> [Task prompt]: Identify, in the records below, every line where the string "JSON" appears, and copy each such line.

___ Provided data ___

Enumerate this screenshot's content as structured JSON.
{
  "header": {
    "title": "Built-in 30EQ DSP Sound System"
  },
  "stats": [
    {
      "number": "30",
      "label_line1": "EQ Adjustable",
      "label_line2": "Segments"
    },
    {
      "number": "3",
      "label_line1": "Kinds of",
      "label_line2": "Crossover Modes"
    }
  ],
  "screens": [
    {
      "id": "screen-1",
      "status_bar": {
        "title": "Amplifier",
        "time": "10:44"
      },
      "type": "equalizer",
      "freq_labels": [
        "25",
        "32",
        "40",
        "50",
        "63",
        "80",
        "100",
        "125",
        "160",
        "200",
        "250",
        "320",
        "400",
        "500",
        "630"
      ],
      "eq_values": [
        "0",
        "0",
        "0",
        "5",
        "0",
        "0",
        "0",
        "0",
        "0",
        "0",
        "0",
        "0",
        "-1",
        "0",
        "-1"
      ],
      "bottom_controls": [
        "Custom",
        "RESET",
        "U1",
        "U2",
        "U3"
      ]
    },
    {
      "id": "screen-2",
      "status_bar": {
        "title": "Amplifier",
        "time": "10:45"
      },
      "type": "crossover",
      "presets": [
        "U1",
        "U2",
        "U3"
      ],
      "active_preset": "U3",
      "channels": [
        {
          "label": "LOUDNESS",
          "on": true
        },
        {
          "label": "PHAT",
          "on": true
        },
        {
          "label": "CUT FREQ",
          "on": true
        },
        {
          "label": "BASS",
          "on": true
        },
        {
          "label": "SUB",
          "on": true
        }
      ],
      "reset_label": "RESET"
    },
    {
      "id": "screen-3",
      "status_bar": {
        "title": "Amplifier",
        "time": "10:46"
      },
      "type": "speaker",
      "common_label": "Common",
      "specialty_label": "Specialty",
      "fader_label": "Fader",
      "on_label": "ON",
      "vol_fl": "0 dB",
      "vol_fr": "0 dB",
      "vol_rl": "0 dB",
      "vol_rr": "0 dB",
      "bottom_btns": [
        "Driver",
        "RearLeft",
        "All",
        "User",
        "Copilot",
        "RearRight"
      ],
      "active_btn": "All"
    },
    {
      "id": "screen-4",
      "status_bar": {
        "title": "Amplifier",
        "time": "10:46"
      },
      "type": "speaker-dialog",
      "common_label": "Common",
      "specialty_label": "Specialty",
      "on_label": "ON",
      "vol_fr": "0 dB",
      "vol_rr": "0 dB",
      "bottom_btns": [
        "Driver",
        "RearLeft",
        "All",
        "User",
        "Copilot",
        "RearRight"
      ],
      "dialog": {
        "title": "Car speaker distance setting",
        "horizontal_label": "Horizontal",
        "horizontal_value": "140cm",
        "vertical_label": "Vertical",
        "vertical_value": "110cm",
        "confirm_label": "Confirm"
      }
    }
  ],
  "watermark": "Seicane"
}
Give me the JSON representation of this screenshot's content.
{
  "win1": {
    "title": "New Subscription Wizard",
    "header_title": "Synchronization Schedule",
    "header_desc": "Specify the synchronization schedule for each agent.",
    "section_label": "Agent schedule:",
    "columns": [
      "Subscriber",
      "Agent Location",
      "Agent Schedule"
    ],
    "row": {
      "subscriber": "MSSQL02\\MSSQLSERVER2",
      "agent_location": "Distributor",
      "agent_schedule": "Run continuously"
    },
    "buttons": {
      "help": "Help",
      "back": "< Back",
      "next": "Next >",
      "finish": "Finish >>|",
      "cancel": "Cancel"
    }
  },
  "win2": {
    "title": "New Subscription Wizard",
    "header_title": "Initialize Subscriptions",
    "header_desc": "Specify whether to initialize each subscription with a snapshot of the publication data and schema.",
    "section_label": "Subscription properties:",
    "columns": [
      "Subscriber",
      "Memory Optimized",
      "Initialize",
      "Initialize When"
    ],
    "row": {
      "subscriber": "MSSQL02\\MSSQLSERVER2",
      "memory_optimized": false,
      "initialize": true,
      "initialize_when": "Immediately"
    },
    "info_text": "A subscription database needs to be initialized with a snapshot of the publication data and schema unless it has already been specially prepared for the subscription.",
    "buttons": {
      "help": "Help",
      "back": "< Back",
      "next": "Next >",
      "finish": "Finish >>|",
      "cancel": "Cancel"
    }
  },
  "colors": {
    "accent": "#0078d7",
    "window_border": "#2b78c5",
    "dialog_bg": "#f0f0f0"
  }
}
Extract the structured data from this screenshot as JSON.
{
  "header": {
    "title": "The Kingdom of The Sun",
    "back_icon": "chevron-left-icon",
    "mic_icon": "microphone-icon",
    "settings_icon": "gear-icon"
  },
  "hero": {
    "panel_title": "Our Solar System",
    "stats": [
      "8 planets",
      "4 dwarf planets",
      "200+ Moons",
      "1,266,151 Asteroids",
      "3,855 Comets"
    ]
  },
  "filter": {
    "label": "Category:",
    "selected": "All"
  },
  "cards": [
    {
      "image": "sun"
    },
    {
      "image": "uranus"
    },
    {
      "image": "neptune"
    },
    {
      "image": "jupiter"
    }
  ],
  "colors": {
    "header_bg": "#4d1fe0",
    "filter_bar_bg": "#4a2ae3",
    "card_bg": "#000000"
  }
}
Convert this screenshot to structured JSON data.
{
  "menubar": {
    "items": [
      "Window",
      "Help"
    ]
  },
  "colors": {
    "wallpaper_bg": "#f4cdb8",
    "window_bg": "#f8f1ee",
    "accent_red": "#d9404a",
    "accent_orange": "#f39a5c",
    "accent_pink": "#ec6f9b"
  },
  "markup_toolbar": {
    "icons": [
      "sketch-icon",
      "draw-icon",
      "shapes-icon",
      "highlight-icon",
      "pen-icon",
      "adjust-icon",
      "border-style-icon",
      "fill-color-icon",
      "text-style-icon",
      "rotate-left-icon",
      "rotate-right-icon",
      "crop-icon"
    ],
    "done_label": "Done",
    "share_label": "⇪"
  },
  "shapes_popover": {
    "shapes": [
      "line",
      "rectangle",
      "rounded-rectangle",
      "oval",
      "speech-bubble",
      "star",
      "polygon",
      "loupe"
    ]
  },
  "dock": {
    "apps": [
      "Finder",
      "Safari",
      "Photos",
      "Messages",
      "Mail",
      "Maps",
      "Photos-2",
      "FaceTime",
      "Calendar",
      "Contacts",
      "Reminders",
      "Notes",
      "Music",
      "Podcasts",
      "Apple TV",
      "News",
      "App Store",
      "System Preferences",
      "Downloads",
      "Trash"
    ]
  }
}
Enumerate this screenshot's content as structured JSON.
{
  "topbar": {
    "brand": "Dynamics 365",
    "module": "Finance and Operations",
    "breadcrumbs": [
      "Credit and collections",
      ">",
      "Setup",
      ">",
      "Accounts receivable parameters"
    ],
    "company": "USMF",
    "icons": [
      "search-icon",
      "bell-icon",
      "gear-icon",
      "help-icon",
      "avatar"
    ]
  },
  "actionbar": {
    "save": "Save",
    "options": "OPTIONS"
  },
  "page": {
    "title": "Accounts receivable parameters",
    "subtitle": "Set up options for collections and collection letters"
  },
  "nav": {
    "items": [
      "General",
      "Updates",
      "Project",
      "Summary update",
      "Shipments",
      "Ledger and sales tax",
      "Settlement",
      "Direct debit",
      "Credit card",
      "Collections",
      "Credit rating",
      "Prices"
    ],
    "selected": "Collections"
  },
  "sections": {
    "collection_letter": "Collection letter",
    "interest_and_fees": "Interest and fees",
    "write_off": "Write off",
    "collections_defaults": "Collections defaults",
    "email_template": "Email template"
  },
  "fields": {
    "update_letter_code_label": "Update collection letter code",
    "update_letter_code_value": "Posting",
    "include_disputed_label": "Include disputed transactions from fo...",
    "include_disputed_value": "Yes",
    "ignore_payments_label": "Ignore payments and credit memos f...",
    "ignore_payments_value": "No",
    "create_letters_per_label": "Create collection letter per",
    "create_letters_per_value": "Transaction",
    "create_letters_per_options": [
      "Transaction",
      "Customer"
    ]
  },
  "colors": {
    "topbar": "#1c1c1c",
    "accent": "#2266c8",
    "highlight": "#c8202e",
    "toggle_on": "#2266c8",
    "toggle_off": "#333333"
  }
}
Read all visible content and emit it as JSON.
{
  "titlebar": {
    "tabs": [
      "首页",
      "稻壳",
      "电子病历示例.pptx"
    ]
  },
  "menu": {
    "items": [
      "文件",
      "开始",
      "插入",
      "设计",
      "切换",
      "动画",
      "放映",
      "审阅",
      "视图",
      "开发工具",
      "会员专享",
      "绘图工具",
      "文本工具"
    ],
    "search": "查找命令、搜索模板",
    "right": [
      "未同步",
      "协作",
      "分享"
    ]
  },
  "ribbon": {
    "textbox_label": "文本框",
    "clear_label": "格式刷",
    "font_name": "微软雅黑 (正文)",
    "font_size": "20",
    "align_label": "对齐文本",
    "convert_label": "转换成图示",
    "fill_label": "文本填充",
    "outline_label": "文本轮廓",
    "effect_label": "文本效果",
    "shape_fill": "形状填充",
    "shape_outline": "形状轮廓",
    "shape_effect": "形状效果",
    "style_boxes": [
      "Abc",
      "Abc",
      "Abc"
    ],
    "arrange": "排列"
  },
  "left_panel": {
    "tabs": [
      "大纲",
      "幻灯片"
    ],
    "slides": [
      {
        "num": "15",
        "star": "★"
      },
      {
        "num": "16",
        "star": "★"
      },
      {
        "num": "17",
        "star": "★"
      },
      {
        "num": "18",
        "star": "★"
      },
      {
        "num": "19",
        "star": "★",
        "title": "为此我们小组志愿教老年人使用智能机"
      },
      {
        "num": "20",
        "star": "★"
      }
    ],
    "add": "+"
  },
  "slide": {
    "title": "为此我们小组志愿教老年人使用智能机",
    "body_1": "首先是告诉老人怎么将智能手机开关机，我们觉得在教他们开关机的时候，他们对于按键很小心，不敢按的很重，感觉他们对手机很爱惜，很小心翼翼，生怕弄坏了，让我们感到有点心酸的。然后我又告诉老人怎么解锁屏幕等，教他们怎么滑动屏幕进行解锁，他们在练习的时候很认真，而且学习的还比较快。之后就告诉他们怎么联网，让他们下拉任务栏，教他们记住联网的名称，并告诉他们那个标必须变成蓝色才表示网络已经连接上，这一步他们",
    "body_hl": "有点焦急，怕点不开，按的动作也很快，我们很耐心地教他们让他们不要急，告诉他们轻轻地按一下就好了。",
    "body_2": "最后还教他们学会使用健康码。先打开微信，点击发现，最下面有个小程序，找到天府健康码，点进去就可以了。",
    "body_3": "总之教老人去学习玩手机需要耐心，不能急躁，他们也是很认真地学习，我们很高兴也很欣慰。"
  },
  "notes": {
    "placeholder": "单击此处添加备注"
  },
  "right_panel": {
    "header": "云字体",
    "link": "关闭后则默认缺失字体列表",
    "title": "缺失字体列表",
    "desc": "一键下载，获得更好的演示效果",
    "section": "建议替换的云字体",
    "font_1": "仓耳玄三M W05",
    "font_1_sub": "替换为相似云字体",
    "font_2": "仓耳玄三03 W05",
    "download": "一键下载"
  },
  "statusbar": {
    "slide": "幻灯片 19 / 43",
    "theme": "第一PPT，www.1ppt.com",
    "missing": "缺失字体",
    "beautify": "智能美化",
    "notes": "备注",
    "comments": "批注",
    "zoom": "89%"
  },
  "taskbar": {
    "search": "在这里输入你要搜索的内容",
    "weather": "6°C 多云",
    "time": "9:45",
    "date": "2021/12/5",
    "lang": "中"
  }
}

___

> [Response to this task]:
Enumerate this screenshot's content as structured JSON.
Give me the JSON representation of this screenshot's content.
Extract the structured data from this screenshot as JSON.
Convert this screenshot to structured JSON data.
Enumerate this screenshot's content as structured JSON.
Read all visible content and emit it as JSON.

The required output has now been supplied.